The Shelter on Van Buren will close its doors for the last time on Saturday after being in business on the Oxford Square for one year.
According to a post on the Local Voice’s website, owner Lee Bowie confirmed the coffee shop and music venue would be closing its doors officially on Saturday since there are still three shows booked at the Shelter through the rest of the week.
“We’re unfortunately (closing),” said co-owner Lee Bowie Thursday night. “Our last event is Saturday.”
Bowie told the EAGLE the coffee shop and music venue closed Wednesday for daytime hours but will open tonight and Saturday for two final shows, with Sage Boy, Nadir Bliss and Bonus tonight and Wilby and Lo Noom performing Saturday night.

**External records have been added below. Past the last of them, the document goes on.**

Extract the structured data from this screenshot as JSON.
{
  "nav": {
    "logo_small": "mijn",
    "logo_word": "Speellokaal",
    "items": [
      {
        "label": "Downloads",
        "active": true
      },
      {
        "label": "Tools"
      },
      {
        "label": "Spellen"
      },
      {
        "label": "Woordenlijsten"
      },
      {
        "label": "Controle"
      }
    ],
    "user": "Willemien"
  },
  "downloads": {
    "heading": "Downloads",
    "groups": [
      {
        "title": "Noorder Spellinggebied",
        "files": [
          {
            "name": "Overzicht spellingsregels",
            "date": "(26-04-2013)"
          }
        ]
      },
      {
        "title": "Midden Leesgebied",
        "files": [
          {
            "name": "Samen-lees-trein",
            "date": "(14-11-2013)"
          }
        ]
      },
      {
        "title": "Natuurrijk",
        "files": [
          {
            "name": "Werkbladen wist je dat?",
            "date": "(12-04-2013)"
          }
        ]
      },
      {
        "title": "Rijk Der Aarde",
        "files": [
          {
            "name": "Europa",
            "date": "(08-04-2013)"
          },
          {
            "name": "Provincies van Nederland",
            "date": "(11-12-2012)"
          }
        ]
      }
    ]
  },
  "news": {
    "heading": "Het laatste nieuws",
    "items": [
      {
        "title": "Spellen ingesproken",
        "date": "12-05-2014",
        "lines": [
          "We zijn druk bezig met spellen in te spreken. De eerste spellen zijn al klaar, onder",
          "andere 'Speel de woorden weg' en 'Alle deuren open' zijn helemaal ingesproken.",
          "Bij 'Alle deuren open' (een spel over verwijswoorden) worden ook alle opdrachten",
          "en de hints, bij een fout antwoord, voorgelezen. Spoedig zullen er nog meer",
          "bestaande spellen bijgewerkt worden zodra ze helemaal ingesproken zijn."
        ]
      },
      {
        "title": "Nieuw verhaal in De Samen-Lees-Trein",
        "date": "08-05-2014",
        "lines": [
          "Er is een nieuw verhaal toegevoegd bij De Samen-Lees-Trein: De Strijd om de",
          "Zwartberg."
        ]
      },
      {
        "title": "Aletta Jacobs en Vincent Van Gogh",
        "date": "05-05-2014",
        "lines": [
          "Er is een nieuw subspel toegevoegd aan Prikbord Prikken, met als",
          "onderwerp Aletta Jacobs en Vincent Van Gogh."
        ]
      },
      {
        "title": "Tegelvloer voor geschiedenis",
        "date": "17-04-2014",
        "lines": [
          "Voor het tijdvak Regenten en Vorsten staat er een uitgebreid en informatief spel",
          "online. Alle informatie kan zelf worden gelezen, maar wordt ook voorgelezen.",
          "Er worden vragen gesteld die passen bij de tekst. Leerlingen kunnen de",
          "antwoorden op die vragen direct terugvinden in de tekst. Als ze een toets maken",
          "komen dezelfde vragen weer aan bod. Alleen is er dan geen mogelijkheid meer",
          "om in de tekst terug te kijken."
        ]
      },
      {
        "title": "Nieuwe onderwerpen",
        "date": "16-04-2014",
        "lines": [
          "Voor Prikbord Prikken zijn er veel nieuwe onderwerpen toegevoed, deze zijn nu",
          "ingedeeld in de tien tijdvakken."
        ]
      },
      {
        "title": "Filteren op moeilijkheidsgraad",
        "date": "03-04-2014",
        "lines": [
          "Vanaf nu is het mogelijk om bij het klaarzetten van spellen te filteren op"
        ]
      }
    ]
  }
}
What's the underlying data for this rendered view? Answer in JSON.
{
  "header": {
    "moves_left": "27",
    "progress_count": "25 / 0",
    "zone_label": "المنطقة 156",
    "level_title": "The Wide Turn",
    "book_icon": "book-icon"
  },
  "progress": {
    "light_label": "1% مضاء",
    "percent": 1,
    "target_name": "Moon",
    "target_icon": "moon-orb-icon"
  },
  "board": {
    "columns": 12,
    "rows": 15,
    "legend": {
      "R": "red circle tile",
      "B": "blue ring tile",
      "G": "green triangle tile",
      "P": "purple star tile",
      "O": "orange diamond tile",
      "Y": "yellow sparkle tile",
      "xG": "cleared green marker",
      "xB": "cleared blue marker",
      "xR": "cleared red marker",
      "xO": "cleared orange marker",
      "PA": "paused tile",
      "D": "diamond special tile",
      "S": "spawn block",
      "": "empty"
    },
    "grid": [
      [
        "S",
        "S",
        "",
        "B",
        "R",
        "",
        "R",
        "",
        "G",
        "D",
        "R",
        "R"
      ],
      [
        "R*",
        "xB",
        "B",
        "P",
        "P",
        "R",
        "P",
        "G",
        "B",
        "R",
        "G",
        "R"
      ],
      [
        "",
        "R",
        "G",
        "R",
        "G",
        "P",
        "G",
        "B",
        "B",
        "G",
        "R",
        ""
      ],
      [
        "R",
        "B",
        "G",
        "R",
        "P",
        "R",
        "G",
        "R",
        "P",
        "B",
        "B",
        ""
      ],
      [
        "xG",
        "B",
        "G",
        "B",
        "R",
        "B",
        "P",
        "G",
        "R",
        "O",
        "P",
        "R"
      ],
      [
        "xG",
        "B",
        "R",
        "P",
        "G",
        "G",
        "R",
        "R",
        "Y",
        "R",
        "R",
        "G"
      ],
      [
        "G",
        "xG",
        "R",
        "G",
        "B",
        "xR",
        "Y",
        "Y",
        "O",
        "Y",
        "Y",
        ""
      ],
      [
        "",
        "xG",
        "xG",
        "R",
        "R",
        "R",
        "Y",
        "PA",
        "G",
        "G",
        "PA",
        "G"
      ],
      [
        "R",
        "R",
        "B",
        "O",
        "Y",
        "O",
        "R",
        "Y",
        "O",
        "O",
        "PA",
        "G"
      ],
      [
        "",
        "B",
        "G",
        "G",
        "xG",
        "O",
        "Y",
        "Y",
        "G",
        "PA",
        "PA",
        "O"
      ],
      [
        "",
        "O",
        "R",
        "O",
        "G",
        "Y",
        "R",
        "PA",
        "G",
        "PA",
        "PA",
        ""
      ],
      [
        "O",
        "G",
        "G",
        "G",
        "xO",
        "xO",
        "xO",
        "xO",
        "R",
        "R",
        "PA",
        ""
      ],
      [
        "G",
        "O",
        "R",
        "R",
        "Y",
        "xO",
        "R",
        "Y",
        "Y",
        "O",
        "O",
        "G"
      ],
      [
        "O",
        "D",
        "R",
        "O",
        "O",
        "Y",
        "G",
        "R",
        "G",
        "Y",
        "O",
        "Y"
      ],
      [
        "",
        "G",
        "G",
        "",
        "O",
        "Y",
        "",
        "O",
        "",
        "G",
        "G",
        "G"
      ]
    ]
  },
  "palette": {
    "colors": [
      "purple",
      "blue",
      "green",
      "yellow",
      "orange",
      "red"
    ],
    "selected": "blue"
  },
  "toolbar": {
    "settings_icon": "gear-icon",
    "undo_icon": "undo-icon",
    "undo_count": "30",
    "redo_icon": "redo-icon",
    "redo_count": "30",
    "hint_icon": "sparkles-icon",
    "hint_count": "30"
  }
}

Bowie, who also owns Cups on West Jackson Avenue, didn’t give a reason as to why Shelter is closing. He confirmed Cups, however, is “fine” and is remaining open.
Since its opening in January 2016, the Shelter has supported the local arts scene, from allowing groups like Oxford Writes to meet each week, hosting dramatic readings for Theatre Oxford, allowing local musicians to share their work or holding events to benefit the Yoknapatawpha Arts Council.
Melanie Addington, executive director of the Oxford Film Festival, said she was sorry to see the Shelter close, which hosted several events during the 2016 Film Festival and events were also slated to be held there in February for this year’s festival.
“Shelter on Van Buren and the Bowies have been instrumental in supporting the arts here,” she said. “I wish that the venue had lasted longer as it was a home away from home for me personally, but also a great partner for the Oxford Film Festival in our first year of year-round programming. They were a special location and will be missed greatly.”
“Now, if someone wants to buy the space for the film fest, we would take it,” she added.
Addington said Newk’s stepped in and is allowing the festival to use its conference room at the University Avenue location to host events and show movies during the festival on Feb. 17 and 18.
Wayne Andrews, director of the Yoknapawthpha Arts Council was also disappointed to learn of Shelter’s closing.
“We’re obviously sad about it,” he said. “Not only personally, but it was a great place to go if you wanted a relaxing breakfast or to have a beer and watch a movie, but they were also such great community partners. They brought in musicians and worked with various organizations, like the Film Festival and the Arts Council. It was open to groups to use the space and it was just a great place to gather. We’re sad for that loss.”
“It had a really unique vibe that was sorely needed in Oxford,” said local resident and musician Daniel Lee Perea. “I enjoyed both playing and attending shows there and hanging out. It was my favorite coffee shop and bar.”